I would be remiss if I did not mention the stunning 3-strip Technicolor work in this picture. Cinematographers Tony Gaudio and Sol Polito had to use all 11 Technicolor cameras in existence at the time to capture all of the action in the film. The result was gorgeous hues and a vivid color palate. They somehow managed to avoid a lot of the over-saturation that was common in early 3-strip Technicolor and produced one of the best looking early color films.
The thing that most impresses me about the film is that it has managed to avoid a lot of the down-playing that many older films receive from later generations of viewers. Often a film with a stellar reputation, like Citizen Kane, will be looked upon as antique and people who have grown up on endless imitations will not understand what makes an older film great. The Adventures of Robin Hood is just so entertaining that while the action sequences are, as I stated, a bit dated in comparison to the advances in screen fighting, the emotion behind the fights still work to carry an audience through so that when Robin and Gisbourne finally duel, the emotional impact makes the fight enthralling even if the sword fighting could have been a bit better. This is why The Adventures of Robin Hood stands as not just one of the great swashbuckler films but one of the greatest films of all time.
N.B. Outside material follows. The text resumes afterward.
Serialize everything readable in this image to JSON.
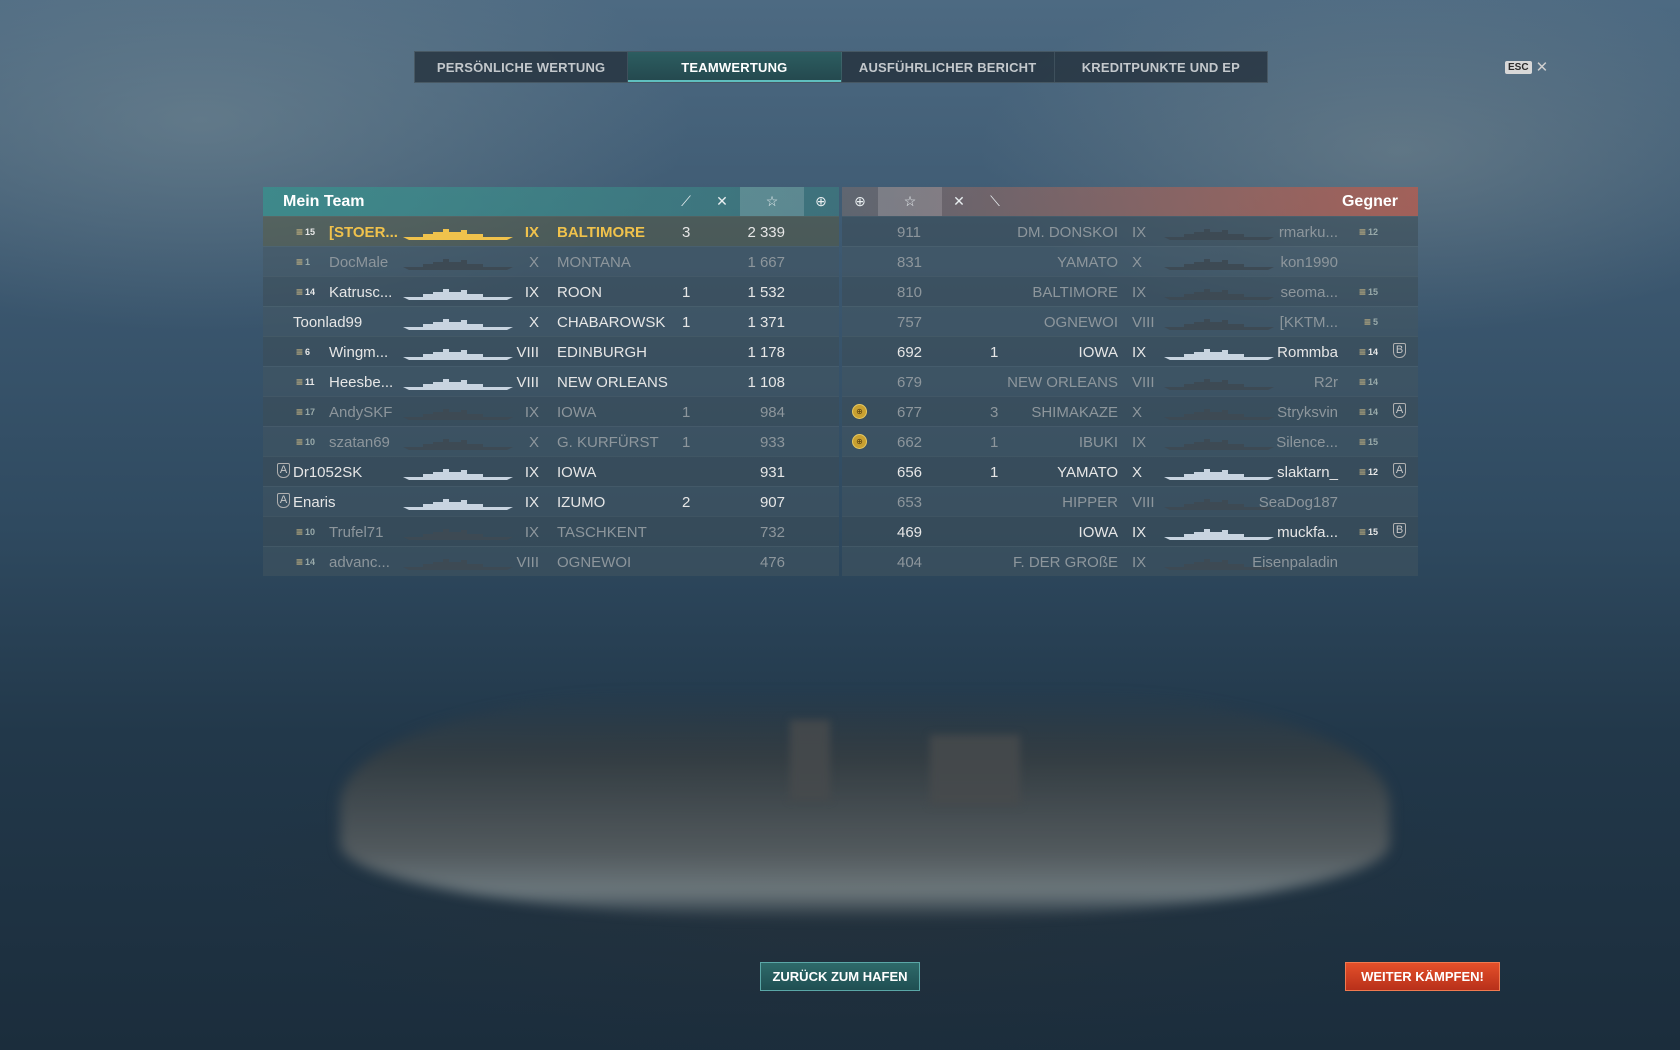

The Adventures of Robin Hood stands as not just one of the great swashbuckler films but one of the greatest films of all time.